In contemporary Ojibwe communities and wider society, their legacy remains manifest. Today, we witness a resurgence of indigenous cultures, a testament to their unyielding resilience. This resurgence, embedded in cultural revival and political assertion, echoes the spirits of Minavavana and Matchekewis—unforgotten heroes in the annals of Ojibwe and indigenous resistance.
This exploration into Ojibwe history and the Michilimackinac uprising has been made possible through the meticulous research and insights provided by numerous sources. These include…
June 2, 1763 – Pontiac’s Rebellion – On June 2, 1763, Pontiac, a leader of the Ottawa tribe, led an uprising against British forces in the Great Lakes region. The uprising, known as Pontiac’s Rebellion, lasted for nearly a year and resulted in the deaths of hundreds of British soldiers and civilians. The rebellion was ultimately unsuccessful, but it did force the British to change their policies towards Native Americans.

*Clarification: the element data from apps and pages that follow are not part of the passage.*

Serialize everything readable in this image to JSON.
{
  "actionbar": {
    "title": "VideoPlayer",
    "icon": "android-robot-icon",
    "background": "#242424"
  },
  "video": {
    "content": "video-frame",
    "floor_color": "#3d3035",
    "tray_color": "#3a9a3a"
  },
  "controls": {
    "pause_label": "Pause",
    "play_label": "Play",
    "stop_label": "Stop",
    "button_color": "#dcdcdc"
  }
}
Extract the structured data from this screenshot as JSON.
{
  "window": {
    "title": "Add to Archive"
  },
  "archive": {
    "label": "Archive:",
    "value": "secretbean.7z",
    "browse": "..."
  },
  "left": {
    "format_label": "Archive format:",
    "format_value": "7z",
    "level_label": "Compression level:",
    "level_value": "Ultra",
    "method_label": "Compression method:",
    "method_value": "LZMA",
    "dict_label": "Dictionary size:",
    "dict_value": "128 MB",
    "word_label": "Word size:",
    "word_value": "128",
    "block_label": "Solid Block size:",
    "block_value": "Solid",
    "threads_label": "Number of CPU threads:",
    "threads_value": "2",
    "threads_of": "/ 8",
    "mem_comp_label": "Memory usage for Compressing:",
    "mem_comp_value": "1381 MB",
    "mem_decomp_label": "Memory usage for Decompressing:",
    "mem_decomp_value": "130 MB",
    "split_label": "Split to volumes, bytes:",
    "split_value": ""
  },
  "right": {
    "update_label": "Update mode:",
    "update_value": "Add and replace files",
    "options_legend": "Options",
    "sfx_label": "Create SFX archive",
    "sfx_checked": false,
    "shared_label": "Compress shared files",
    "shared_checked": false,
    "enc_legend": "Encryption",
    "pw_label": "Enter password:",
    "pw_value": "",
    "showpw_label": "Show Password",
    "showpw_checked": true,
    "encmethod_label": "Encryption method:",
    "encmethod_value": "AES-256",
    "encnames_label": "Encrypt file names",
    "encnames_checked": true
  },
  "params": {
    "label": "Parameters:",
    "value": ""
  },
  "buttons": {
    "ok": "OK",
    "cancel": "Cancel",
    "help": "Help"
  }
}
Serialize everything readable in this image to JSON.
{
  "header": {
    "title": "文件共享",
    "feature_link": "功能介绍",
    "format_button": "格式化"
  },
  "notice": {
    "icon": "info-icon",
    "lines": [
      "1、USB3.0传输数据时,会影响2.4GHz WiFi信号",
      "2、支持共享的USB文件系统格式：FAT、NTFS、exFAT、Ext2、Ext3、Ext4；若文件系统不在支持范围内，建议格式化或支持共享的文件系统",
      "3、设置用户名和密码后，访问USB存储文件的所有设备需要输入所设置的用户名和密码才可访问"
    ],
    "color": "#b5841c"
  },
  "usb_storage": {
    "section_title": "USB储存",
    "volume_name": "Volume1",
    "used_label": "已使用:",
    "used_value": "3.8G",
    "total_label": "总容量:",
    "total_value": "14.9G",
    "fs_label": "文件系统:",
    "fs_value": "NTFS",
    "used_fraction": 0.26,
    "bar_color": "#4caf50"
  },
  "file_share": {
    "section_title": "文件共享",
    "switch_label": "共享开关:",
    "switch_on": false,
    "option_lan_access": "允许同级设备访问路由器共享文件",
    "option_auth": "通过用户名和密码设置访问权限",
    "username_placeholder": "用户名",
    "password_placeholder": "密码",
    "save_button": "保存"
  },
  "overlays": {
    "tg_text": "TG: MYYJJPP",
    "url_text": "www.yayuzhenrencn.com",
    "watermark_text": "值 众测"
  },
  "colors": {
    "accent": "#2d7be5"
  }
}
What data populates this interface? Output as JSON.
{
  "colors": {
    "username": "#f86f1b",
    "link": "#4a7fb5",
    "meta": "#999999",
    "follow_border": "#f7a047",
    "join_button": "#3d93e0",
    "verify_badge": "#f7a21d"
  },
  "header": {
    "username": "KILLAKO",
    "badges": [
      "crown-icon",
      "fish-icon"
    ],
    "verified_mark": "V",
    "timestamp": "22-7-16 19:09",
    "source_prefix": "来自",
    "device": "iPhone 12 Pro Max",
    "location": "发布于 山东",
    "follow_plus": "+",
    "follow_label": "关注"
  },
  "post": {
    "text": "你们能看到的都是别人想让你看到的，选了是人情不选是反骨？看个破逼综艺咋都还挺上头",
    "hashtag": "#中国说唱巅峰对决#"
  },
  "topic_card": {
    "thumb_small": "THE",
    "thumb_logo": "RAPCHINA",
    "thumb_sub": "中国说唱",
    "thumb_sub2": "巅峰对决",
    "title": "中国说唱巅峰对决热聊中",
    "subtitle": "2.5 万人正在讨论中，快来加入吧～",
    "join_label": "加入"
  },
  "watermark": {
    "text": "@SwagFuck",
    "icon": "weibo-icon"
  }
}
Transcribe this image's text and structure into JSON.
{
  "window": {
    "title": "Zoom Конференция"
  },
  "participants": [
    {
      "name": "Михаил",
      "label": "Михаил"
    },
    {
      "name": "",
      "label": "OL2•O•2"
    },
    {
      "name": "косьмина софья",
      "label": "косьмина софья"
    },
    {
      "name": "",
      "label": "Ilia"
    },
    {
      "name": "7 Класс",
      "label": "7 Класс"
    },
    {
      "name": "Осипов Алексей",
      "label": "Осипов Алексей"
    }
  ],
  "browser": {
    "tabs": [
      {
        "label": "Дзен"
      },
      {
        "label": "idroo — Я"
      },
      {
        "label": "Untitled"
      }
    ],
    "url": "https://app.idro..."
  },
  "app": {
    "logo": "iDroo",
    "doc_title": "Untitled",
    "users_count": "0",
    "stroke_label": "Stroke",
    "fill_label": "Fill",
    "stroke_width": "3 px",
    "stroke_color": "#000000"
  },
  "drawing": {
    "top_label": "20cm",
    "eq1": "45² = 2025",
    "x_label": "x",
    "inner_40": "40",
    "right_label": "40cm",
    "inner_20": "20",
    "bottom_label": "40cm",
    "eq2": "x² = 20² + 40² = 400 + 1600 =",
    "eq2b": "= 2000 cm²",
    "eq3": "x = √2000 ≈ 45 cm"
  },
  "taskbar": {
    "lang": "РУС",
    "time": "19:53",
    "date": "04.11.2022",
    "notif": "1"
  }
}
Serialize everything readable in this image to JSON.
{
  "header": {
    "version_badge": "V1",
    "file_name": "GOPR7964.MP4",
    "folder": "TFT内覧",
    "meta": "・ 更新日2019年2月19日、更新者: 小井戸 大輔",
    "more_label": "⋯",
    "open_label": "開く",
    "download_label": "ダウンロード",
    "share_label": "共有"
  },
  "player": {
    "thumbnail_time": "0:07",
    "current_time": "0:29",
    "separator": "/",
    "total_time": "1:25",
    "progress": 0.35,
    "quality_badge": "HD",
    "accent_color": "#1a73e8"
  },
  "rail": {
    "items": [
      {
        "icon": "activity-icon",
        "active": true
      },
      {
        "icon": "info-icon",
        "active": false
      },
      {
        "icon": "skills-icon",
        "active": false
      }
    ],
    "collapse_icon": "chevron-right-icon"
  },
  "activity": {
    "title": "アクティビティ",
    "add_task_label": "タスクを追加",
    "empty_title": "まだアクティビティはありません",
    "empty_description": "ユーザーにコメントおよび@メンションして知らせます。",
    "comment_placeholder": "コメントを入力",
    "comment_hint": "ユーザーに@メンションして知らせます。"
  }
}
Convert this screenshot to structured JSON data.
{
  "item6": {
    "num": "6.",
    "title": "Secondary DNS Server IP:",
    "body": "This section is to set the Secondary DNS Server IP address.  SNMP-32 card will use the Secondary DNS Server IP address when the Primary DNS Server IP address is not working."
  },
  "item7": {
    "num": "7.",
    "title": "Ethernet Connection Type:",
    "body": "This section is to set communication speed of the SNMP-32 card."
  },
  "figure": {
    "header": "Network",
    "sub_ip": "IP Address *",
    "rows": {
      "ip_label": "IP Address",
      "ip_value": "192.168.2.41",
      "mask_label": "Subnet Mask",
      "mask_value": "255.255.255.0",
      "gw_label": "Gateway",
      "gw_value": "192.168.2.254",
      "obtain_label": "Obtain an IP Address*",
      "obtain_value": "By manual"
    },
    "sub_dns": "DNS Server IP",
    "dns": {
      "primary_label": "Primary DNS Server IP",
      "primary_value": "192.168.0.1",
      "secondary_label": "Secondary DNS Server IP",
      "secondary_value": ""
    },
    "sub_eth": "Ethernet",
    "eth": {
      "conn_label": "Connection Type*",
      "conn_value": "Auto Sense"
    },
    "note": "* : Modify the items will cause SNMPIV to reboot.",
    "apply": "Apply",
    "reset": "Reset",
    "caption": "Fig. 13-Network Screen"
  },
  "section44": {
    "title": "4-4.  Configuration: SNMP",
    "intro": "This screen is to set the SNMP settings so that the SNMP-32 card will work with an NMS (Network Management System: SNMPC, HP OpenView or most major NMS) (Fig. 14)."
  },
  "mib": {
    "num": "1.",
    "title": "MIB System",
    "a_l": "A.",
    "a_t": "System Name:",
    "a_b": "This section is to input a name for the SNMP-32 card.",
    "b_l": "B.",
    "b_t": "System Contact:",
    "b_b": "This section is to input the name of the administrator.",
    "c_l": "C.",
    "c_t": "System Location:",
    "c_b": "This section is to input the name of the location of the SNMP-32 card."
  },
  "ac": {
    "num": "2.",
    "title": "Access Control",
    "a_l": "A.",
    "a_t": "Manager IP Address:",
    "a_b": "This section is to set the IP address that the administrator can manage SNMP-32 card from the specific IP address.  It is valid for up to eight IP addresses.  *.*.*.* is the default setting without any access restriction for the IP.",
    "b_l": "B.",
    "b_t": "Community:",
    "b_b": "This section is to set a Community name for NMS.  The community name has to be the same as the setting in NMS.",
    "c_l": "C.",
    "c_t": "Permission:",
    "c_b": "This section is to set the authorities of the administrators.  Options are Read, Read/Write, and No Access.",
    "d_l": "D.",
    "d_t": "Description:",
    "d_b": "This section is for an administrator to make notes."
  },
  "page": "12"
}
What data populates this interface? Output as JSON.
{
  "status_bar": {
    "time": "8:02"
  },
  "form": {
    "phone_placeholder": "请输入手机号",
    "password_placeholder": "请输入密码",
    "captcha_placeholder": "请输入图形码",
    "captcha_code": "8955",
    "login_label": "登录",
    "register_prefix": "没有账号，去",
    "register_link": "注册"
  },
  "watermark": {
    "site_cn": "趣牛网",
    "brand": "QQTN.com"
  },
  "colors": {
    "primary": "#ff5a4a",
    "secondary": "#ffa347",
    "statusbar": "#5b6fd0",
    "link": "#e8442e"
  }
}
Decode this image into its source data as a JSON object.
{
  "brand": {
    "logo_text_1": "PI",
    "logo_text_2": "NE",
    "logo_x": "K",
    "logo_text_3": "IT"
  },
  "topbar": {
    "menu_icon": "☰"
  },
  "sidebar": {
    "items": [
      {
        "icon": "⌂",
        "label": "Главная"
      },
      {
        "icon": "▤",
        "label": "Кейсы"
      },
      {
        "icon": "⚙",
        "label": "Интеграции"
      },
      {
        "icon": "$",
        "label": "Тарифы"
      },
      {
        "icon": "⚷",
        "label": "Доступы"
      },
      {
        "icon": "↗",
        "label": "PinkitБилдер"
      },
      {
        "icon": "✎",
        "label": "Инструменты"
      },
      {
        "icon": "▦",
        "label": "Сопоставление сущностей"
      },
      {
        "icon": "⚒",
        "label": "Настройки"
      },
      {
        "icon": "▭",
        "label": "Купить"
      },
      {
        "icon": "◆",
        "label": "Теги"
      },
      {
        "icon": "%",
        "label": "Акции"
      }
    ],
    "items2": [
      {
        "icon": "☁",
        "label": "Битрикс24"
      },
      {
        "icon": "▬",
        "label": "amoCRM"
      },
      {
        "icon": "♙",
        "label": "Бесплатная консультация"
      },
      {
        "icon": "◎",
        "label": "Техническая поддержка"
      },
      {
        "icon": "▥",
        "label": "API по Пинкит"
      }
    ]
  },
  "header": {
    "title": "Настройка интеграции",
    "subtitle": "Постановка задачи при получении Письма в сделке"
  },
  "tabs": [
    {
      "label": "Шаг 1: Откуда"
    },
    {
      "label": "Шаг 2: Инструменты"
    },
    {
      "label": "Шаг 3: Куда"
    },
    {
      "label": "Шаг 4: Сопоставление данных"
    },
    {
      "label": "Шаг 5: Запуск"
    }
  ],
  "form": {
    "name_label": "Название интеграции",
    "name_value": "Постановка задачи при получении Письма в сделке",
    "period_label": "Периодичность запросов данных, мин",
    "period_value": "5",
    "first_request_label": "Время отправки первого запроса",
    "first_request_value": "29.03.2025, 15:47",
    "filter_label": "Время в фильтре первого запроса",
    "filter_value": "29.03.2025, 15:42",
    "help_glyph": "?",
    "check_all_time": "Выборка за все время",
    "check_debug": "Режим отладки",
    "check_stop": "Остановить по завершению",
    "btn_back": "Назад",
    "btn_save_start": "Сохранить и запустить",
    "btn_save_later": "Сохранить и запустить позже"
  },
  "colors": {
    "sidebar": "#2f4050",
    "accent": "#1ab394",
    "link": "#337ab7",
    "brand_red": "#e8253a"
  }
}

Deadly Lacrosse Game in Mackinac Straits at Fort Michilimackinac in 1763 – On June 2, 1763, a group of Native Americans invited the British soldiers at Fort Michilimackinac to watch a game of lacrosse. When the soldiers left their weapons inside the fort and gathered outside to watch, the Native Americans attacked, killing most of the soldiers and taking the rest prisoner. This event, known as the “Deadly Lacrosse Game,” was one of the first attacks in Pontiac’s Rebellion, a widespread uprising of Native Americans against British rule in North America.
Life and Death at Fort Michilimackinac – Richard Beringer will give a presentation at the Romeo District Library about life and death at Fort Michilimackinac in the 1700s. The presentation will focus on the events leading up to and including the Deadly Lacrosse Game, a surprise attack by Native Americans on British soldiers at Fort Michilimackinac on June 2, 1763. The attack was part of Pontiac’s Rebellion, a widespread uprising of Native Americans against British rule in North America.
By understanding the past, we can better navigate our collective future. The tale of the Ojibwe’s resistance underscores the timeless relevance of respect for all cultures and territories—a lesson we’d do well to remember as we share our world.